━━━━━ STUDY MATERIAL ━━━━━
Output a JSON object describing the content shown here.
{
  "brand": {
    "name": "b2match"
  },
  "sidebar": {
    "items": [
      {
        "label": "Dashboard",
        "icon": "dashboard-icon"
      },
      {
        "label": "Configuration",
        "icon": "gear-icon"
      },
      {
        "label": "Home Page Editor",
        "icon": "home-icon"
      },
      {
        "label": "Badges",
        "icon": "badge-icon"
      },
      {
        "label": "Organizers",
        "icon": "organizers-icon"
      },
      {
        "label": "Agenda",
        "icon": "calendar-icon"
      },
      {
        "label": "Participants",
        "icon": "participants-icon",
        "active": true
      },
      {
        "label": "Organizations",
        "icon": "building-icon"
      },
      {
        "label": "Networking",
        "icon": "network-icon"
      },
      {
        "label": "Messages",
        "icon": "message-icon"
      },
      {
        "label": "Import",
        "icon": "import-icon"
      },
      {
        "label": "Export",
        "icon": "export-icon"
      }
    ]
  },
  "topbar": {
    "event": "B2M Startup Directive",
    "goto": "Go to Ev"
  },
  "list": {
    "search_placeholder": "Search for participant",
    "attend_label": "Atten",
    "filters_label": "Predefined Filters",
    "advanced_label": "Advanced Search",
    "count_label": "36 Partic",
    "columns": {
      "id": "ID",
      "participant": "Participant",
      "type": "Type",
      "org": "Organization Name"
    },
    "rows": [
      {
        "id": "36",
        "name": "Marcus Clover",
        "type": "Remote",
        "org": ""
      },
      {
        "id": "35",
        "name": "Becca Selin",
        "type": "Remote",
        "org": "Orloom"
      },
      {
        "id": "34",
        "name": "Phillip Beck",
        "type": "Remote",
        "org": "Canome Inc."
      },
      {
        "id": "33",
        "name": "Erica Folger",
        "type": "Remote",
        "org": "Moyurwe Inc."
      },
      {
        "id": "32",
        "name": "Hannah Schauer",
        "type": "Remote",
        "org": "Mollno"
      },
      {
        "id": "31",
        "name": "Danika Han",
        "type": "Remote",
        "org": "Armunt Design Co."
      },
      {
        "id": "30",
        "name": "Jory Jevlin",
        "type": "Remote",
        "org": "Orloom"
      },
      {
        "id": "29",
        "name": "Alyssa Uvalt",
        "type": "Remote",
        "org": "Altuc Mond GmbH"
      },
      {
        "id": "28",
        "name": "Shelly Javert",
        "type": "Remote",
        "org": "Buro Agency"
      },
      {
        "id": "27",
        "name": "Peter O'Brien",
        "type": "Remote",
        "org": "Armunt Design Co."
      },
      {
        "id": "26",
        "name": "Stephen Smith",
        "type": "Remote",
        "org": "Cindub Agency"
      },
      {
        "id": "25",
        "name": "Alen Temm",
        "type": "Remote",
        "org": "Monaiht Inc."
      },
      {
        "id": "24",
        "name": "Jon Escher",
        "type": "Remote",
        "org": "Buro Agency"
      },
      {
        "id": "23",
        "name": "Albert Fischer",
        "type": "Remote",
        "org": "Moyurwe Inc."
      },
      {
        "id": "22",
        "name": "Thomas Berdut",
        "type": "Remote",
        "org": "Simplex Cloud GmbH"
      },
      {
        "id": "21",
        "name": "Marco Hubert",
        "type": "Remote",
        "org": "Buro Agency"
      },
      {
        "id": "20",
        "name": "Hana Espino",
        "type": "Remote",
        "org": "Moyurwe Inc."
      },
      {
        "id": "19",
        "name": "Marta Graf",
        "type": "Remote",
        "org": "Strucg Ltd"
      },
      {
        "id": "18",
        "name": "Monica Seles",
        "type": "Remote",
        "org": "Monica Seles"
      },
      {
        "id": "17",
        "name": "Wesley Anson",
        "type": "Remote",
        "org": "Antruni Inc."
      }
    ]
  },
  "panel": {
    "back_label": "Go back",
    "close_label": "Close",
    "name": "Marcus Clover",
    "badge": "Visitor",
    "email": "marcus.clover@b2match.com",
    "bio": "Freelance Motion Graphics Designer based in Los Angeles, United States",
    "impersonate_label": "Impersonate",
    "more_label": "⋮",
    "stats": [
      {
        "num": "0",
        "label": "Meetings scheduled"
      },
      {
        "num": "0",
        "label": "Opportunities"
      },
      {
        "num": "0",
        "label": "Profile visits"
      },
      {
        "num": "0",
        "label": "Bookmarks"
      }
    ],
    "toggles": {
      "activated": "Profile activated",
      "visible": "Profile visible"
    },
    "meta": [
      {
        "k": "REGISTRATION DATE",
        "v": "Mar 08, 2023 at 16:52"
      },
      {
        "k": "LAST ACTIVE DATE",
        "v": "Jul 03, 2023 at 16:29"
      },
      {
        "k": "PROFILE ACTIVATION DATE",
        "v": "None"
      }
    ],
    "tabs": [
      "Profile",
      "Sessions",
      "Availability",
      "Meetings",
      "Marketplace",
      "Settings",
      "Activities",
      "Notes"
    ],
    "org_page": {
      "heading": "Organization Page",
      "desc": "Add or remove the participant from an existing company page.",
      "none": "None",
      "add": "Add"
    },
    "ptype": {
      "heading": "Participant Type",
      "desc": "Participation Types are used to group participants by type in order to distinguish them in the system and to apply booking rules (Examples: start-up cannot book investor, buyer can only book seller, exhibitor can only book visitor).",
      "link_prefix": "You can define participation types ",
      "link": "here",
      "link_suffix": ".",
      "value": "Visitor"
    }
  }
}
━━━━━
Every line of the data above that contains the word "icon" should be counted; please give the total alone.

• _OUTPUT BELOW_
12